I saw the movie first. For some people this is always a dilemma, which to see first, the movie or the book? I find that I am enough of a story glutton that I don't care. I often enjoy them without any need to compare to the book. Of course, a bad adaptation of a book will always be bad, but I never feel that either the movie spoils the book or the book spoils the movie.

5/5. I love the plot in this book. I love how well it ties into the title. Ian McEwan does a great job helping us to see inside the head of a 13 year old girl. He spends about half the book building up the reality, helping you to inhabit the environment, the characters, the family. I felt the relationships between the sisters, their brother, their mother, their distant father. I knew what it was like to grow up in this country manor, in a semi-respectable family.

I think I have understood a new thing about what I enjoy in a book. I enjoy being in the headspace of the characters. A little dialogue, a little setting, a little action(or even maybe a lot), a bit of history(real or fabricated), and a lot of ethical, dramatic tension. One way to get that ethical tension is through mental narration, and I like it.

Monday, September 21, 2009

The Scar

In continuing with this as my book blog, I just finished "The Scar" by China Mieville.

I give this 3/5. I found the world interesting, made up of a strange mix of legends from our world, and original creations and myths of this one. The setting is a little Industrial Revoution, a little Victorian Horror, but if that era lasted a few hundred years. Magic is a mixture of technology and the arcane. The ambiance is pretty engrossing, weird, dark, and fun.

The plot is dependent on its ability to surprise. And sometimes it succeeds. This is not the first book he's written in this world, so it's possible that he's created deeper characterizations, especially of Bellis, the main character. But without that characterization, the book relies on story twists and world descriptions to keep the reader engaged. There are a couple true emotions and characters to identify with, but they are few and far apart. Luckily, his world descriptions and plot devices are sufficient to entertain.

Thursday, September 3, 2009

Shogun by James Clavell

So, I've decided this will be a book log. I'll write at least a little bit about each book after I read it.

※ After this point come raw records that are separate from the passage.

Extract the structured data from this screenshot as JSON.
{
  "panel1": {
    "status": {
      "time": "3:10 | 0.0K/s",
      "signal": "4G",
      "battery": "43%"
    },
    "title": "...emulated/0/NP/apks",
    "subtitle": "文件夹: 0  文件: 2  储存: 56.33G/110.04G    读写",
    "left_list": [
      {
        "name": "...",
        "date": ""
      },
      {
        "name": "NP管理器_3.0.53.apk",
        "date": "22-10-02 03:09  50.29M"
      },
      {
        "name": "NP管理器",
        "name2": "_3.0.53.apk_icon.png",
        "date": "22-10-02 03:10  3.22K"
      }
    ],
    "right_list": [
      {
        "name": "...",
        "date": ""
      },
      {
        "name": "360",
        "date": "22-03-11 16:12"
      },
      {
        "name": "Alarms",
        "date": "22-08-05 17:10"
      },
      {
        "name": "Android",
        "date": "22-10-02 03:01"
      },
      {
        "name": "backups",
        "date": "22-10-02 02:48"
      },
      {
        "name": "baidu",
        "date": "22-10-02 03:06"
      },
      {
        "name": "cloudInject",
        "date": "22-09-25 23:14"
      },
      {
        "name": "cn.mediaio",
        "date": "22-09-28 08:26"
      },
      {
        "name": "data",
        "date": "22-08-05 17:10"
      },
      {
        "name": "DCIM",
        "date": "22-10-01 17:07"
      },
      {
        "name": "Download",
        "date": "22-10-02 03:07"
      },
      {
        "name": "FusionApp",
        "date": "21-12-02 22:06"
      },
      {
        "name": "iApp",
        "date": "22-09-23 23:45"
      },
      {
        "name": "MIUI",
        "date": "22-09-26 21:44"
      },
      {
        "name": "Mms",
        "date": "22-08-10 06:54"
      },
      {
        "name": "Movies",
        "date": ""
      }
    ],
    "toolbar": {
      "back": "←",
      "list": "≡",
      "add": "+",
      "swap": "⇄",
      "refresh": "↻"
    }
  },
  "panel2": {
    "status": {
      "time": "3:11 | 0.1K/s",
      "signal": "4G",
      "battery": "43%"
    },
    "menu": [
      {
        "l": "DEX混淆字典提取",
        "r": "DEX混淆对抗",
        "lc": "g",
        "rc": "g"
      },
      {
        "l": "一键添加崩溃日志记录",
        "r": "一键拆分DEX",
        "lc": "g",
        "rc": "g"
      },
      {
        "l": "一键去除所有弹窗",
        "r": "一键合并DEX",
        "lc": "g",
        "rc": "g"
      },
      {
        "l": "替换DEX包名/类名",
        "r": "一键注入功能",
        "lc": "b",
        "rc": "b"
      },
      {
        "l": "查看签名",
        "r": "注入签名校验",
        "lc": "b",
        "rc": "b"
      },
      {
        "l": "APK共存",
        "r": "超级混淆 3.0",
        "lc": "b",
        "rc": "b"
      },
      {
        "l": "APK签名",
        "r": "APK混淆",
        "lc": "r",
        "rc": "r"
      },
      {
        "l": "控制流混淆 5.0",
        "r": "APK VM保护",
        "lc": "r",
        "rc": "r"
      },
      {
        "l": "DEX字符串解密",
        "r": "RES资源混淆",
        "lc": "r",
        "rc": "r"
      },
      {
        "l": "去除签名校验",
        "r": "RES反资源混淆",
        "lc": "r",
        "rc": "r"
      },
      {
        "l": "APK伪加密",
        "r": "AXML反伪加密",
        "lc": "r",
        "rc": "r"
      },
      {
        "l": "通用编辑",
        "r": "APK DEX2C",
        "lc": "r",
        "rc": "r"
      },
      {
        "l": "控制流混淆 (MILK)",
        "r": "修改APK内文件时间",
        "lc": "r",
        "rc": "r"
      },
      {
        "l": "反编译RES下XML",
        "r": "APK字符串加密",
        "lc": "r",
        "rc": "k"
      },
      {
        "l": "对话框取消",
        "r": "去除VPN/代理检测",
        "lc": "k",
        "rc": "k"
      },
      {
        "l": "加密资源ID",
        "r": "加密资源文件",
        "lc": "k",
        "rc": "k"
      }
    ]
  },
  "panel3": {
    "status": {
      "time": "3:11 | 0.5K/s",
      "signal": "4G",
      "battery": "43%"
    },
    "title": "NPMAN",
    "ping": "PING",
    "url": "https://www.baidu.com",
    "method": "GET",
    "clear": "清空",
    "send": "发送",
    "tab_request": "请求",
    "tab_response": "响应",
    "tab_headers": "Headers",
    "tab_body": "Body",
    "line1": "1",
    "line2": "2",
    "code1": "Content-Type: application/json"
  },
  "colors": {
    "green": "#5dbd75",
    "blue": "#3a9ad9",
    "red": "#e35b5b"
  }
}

Shogun is a historical novel about medieval Japan. The author uses a western character, an English Captain, or Pilot, to introduce us to the foreign culture and politics. At first, we see the Japanese as the Pilot does, an opaque, two-dimensional culture focused on violence and control. Gradually, he comes to see through the cultural barrier, and becomes a pawn in a very large game of chess, with warlords aiming to gain control of the empire as Shoguns.

I enjoyed the book. It began with a sea voyage, which I have found myself strangely drawn to recently, but then leaves the sea behind. The plans and gambits are interesting, and seem very Japanese, hinging on duty, honor, and garnering the admiration of the middle-level samurai by outplaying the opposition. Duty and honor are not black and white romantic notions, but sometimes merely the faces put on the gambits, not what you usually find in a samurai novel, and are probably much more realistic.

Very long, and I would have read it much quicker if it hadn't been for work acting up recently.